→ Exercise: Count the lines in the material below that contain the word "structured" and give the number alone.

---------- Material for this exercise

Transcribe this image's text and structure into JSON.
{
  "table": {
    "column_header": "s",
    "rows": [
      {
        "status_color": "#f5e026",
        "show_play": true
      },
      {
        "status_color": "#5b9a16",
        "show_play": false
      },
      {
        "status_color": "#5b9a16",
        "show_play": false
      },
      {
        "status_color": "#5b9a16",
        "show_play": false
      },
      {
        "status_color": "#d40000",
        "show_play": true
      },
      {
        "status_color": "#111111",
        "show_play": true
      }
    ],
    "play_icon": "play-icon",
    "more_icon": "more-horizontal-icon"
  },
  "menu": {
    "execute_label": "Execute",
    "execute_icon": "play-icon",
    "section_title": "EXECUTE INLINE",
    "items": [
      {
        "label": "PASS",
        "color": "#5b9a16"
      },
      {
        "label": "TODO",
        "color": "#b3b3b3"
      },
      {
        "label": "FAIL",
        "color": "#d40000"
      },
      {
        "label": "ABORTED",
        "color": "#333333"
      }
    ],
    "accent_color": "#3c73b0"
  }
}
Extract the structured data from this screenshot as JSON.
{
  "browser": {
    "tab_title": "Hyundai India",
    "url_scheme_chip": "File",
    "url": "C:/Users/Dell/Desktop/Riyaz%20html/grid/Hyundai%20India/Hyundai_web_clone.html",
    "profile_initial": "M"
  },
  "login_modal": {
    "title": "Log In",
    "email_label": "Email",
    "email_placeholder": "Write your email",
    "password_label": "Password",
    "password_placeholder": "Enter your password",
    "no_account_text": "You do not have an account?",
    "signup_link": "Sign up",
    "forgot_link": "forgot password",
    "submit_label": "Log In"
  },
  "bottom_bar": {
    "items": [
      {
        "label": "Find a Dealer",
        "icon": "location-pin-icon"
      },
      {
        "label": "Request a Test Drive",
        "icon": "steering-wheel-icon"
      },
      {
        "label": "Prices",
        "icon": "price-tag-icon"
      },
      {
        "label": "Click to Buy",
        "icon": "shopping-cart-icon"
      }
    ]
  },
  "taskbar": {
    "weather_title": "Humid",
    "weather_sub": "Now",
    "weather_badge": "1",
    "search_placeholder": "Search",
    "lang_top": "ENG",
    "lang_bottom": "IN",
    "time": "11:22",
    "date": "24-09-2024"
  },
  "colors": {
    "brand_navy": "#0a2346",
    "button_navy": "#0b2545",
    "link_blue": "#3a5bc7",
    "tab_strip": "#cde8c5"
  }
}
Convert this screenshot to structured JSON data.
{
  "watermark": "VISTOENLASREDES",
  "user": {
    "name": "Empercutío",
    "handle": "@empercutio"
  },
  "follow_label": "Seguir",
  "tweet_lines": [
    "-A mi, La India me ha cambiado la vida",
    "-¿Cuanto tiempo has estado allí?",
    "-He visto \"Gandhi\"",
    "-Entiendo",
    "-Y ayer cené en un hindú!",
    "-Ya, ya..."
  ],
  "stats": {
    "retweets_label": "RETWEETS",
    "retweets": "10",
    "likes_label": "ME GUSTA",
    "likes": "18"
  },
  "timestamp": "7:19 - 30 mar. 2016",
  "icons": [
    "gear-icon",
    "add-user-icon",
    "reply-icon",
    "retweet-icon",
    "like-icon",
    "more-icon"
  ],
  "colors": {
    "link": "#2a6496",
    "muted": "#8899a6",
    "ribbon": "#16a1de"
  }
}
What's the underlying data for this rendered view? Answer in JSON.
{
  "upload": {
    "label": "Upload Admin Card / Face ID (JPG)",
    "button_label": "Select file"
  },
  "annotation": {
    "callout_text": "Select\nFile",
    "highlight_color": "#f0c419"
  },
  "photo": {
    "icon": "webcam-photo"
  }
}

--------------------

→ Task response: 2